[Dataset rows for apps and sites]
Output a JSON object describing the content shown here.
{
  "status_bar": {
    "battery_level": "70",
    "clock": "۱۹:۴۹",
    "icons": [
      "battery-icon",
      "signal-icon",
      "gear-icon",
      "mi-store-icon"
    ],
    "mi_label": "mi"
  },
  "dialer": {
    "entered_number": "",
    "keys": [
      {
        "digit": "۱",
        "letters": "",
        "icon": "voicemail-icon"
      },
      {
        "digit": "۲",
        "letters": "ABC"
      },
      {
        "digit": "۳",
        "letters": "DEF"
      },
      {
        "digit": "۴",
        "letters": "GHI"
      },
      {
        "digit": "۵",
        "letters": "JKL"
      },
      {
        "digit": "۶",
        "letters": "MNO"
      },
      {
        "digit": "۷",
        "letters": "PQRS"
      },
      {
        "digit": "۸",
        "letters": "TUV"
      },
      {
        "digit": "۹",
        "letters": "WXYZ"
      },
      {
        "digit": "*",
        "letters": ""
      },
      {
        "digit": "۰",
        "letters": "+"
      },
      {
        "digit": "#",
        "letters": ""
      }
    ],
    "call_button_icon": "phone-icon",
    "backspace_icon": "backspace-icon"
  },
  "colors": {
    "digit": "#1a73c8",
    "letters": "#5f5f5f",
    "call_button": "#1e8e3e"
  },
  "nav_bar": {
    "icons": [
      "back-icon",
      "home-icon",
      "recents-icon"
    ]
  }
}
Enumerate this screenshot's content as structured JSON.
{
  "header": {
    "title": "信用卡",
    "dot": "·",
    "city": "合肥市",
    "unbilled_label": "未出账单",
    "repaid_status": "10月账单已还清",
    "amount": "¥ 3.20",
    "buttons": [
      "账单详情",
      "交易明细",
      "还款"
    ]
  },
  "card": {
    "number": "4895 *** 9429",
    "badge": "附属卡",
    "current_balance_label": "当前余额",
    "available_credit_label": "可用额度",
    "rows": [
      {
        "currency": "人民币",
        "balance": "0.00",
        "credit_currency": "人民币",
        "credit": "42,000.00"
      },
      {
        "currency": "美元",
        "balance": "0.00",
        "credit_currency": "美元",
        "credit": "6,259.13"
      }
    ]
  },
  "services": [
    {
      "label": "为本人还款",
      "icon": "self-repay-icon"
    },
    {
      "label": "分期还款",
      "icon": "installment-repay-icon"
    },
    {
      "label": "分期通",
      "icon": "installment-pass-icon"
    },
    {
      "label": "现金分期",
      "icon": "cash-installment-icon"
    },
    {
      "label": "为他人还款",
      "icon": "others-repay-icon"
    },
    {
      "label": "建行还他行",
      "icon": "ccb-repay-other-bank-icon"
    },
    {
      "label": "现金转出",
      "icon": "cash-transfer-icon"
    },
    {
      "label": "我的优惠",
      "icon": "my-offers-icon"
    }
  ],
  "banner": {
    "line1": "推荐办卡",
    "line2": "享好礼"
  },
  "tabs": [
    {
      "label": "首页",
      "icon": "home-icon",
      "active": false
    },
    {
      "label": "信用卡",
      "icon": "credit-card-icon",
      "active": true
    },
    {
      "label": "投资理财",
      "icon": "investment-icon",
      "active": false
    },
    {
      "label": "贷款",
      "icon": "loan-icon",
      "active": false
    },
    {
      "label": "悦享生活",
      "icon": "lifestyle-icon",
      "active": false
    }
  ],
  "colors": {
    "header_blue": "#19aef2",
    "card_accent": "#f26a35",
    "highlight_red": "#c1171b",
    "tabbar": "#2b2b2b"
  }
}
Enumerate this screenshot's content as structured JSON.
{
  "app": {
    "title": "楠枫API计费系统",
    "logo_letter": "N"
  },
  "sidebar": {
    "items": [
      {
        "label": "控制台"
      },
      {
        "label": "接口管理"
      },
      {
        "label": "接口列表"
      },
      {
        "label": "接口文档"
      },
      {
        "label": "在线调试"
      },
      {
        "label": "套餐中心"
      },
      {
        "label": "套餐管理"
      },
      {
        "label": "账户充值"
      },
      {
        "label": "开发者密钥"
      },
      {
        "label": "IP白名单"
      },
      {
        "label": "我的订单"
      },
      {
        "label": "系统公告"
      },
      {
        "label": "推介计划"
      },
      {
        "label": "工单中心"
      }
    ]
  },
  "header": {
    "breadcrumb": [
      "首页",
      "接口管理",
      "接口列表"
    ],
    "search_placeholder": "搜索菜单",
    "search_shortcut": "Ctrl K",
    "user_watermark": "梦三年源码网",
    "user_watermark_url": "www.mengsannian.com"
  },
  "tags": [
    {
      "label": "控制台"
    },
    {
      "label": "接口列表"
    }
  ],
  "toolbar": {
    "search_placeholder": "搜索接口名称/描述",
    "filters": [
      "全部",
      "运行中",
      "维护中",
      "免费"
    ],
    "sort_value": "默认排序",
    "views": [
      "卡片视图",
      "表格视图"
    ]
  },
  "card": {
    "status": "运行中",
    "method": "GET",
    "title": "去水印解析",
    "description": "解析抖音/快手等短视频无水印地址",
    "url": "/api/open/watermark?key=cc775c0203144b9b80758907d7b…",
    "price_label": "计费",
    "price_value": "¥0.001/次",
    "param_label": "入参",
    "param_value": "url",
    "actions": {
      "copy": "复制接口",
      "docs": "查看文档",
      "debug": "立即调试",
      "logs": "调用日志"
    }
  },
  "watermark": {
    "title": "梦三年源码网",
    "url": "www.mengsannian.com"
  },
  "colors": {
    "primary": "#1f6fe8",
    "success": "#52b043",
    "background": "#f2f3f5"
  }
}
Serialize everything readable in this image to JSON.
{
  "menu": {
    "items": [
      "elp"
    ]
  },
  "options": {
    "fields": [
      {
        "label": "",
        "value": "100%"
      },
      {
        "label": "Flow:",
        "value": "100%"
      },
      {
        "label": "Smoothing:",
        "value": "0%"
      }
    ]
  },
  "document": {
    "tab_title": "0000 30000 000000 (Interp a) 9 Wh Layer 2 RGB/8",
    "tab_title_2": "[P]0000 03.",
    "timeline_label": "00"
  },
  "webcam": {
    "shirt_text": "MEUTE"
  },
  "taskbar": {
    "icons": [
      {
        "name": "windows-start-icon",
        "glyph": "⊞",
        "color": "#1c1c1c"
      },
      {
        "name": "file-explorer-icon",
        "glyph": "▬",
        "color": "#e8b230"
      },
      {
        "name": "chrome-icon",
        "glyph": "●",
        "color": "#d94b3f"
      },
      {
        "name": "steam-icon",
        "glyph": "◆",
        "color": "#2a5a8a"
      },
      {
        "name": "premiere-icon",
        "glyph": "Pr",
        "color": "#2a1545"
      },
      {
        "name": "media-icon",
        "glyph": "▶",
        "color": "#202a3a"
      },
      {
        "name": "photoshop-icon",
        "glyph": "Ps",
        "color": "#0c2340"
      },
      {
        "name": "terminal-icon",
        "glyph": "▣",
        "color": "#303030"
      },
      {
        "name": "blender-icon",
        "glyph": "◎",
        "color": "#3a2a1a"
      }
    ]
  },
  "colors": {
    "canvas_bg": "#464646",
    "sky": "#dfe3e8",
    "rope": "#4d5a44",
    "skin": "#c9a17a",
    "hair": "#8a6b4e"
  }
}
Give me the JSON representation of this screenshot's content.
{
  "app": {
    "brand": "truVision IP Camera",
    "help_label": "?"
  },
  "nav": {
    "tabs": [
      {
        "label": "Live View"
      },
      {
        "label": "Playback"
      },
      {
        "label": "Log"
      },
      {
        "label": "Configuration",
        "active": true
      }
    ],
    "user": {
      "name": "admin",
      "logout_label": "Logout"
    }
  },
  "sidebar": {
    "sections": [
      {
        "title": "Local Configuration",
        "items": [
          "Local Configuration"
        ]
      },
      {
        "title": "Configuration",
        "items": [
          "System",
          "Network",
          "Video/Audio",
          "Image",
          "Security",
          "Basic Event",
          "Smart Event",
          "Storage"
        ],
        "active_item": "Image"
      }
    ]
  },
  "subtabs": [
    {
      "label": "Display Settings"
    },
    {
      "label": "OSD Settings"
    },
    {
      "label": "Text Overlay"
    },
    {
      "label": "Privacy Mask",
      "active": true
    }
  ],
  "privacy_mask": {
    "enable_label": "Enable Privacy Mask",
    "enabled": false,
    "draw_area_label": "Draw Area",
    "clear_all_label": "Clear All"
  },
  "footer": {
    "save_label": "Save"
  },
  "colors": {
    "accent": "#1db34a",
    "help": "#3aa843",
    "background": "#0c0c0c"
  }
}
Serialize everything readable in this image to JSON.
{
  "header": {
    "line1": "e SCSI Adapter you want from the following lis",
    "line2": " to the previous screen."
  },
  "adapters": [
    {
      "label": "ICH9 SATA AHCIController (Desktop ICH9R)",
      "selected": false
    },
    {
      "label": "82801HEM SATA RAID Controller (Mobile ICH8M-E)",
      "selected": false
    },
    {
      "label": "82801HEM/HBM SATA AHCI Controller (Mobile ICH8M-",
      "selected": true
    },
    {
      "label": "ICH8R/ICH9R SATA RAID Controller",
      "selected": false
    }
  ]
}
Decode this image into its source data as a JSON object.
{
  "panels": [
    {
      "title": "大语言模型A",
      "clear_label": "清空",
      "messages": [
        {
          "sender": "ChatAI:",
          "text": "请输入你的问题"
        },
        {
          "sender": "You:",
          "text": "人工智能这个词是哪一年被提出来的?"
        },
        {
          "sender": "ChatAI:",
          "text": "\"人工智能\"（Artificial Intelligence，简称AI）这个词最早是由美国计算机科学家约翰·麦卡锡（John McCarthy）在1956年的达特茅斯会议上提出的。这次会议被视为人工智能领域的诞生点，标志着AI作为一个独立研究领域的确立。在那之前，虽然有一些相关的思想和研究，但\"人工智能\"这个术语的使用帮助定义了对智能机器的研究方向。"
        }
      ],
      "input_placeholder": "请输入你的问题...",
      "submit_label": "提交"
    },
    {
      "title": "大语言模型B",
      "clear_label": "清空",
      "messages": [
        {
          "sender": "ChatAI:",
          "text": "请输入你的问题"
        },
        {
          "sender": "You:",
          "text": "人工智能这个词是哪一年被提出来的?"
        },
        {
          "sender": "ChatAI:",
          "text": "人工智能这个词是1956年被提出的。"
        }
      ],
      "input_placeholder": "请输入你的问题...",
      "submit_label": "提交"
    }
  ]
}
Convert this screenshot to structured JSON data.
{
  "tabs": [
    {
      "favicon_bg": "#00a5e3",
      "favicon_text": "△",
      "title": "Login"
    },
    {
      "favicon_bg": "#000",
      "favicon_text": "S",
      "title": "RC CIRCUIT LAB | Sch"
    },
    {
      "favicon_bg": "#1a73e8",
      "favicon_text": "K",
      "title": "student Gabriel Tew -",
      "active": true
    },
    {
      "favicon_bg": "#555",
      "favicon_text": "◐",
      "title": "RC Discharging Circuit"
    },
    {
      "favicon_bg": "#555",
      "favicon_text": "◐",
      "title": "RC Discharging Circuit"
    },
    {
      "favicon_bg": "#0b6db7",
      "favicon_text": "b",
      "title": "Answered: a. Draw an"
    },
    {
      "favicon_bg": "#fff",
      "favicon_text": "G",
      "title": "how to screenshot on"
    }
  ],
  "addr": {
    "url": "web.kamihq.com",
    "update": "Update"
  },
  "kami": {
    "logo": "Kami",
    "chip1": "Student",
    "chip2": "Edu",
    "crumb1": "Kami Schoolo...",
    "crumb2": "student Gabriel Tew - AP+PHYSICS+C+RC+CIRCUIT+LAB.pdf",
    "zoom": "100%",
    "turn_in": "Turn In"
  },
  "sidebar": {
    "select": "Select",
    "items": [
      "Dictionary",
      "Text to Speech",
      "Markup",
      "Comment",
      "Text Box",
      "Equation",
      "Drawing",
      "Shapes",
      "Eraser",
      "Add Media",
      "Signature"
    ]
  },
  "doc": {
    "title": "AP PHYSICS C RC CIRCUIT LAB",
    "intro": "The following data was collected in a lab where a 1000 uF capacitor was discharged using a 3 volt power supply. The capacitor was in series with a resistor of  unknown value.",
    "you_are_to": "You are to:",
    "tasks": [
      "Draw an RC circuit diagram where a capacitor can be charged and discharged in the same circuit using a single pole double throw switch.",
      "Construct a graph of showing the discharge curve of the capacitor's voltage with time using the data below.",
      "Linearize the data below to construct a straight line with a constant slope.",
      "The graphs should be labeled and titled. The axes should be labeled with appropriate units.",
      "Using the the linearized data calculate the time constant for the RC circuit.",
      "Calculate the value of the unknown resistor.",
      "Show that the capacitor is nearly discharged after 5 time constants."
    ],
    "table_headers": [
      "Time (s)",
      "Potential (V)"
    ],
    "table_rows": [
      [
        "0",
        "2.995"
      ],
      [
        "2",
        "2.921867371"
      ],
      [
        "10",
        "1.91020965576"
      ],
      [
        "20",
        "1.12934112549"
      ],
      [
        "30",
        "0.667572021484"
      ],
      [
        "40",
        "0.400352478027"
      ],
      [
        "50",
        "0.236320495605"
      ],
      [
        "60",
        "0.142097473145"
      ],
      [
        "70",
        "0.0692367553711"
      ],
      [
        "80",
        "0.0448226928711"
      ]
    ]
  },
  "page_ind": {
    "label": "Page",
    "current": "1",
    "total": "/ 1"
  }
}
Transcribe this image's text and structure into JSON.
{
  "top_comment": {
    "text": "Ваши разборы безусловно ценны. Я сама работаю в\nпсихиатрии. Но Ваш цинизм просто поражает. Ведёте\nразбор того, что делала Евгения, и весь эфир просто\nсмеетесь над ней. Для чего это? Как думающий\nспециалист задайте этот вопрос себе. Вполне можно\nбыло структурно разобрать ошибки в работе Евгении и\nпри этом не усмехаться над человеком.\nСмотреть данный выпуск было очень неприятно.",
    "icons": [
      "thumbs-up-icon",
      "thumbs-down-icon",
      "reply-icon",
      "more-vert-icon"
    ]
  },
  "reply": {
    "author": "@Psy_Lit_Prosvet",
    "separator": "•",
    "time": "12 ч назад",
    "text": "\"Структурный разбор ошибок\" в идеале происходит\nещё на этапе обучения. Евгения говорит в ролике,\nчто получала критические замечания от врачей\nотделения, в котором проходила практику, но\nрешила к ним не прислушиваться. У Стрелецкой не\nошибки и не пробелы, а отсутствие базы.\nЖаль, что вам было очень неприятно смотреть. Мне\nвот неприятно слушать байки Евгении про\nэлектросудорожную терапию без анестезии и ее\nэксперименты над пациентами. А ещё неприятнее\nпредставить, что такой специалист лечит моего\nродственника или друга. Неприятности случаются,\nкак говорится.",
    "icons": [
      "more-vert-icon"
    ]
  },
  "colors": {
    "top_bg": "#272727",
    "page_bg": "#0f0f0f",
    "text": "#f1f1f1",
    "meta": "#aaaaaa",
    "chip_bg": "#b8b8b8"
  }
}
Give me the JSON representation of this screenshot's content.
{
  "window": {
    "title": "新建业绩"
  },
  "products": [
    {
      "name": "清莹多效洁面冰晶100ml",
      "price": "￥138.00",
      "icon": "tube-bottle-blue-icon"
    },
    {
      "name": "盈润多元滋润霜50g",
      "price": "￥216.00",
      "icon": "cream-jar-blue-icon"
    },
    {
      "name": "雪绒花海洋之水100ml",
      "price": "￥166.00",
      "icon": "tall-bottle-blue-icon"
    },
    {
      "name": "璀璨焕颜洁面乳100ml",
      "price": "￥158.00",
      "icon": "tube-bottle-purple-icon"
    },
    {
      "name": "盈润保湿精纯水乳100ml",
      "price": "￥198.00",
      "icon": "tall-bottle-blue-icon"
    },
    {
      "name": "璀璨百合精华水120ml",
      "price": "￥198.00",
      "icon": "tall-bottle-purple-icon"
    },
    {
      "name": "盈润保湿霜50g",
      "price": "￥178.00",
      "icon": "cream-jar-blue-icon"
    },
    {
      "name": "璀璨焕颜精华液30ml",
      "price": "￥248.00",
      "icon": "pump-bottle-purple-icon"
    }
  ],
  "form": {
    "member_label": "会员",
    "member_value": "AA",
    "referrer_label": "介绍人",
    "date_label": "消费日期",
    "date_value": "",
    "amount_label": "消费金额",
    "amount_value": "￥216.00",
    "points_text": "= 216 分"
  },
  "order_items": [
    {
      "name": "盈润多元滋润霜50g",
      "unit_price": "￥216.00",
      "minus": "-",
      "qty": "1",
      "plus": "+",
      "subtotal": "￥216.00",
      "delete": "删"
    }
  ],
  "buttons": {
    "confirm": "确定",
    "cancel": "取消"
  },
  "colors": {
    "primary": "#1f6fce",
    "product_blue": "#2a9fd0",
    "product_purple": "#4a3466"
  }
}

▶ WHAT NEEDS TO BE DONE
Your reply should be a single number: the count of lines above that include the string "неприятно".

▶ EXPECTED ANSWER
2